Directions >>
Extract each line from the entries below that has the string "modified" in it.

━━━━━ Material for this task

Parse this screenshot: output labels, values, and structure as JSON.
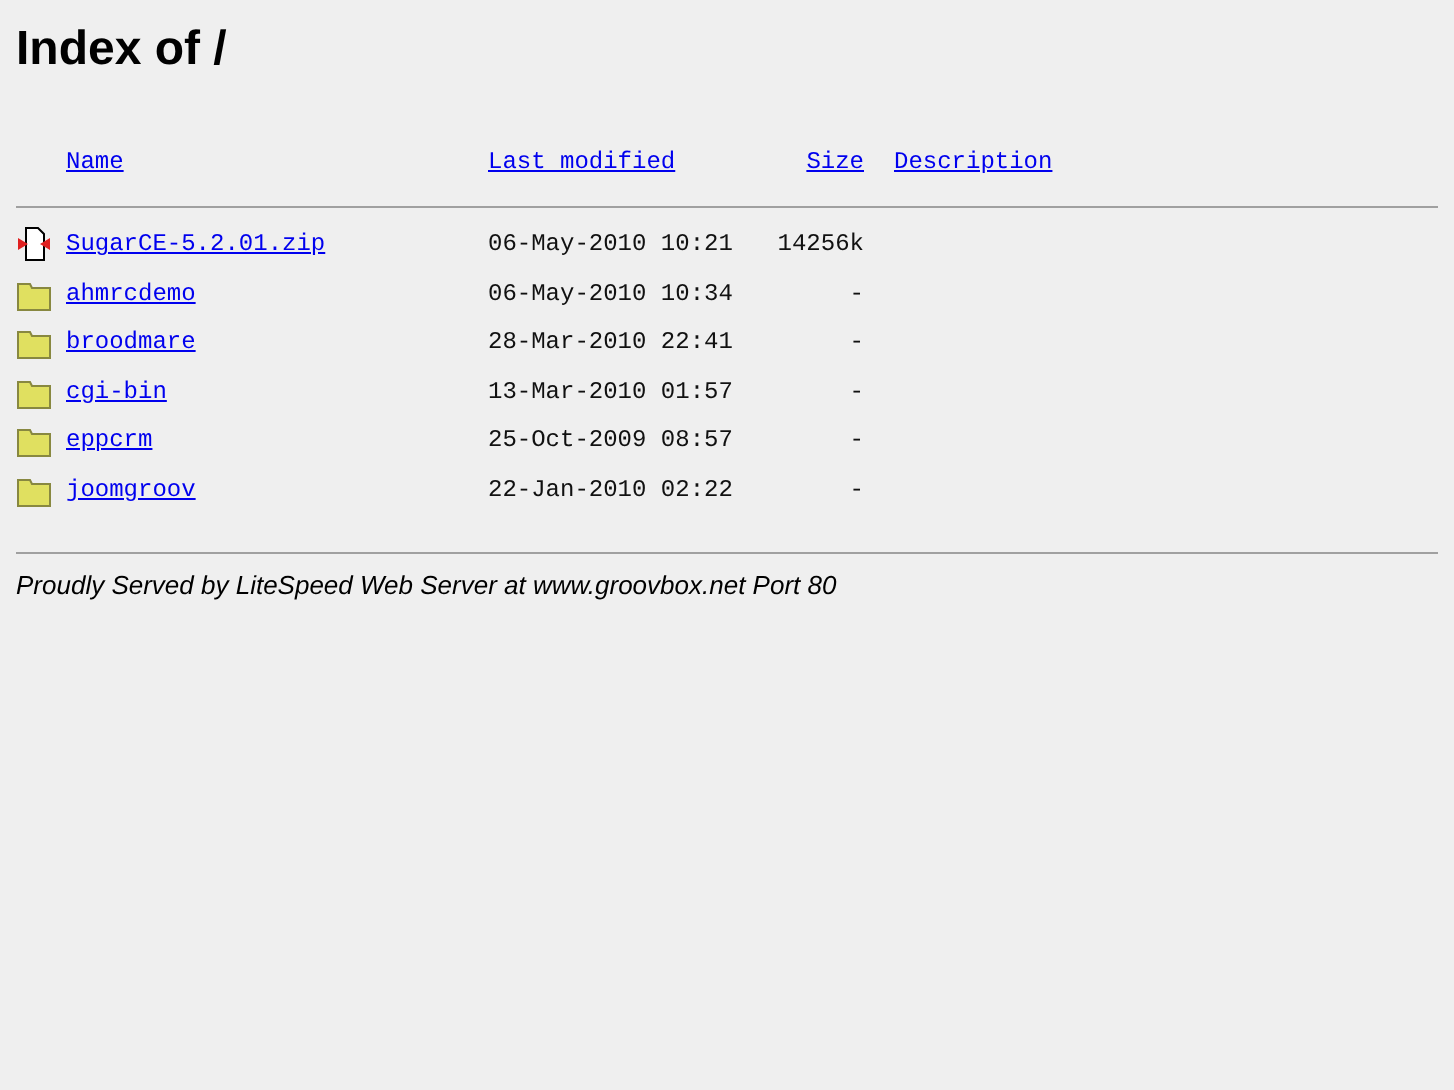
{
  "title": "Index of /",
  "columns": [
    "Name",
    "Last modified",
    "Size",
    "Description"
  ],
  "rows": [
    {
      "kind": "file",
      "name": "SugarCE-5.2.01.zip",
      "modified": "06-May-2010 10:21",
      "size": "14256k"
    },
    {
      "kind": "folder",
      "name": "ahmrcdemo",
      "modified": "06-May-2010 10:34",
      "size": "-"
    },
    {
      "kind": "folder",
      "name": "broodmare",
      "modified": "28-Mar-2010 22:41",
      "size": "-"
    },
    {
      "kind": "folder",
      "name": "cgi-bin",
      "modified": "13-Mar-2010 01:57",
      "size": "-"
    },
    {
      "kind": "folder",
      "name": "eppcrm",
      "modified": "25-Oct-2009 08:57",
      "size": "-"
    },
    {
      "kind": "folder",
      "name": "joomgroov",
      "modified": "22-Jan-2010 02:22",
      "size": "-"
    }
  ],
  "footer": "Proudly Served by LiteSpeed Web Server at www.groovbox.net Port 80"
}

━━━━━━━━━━

Completed exercise >>
    "Last modified",
      "modified": "06-May-2010 10:21",
      "modified": "06-May-2010 10:34",
      "modified": "28-Mar-2010 22:41",
      "modified": "13-Mar-2010 01:57",
      "modified": "25-Oct-2009 08:57",
      "modified": "22-Jan-2010 02:22",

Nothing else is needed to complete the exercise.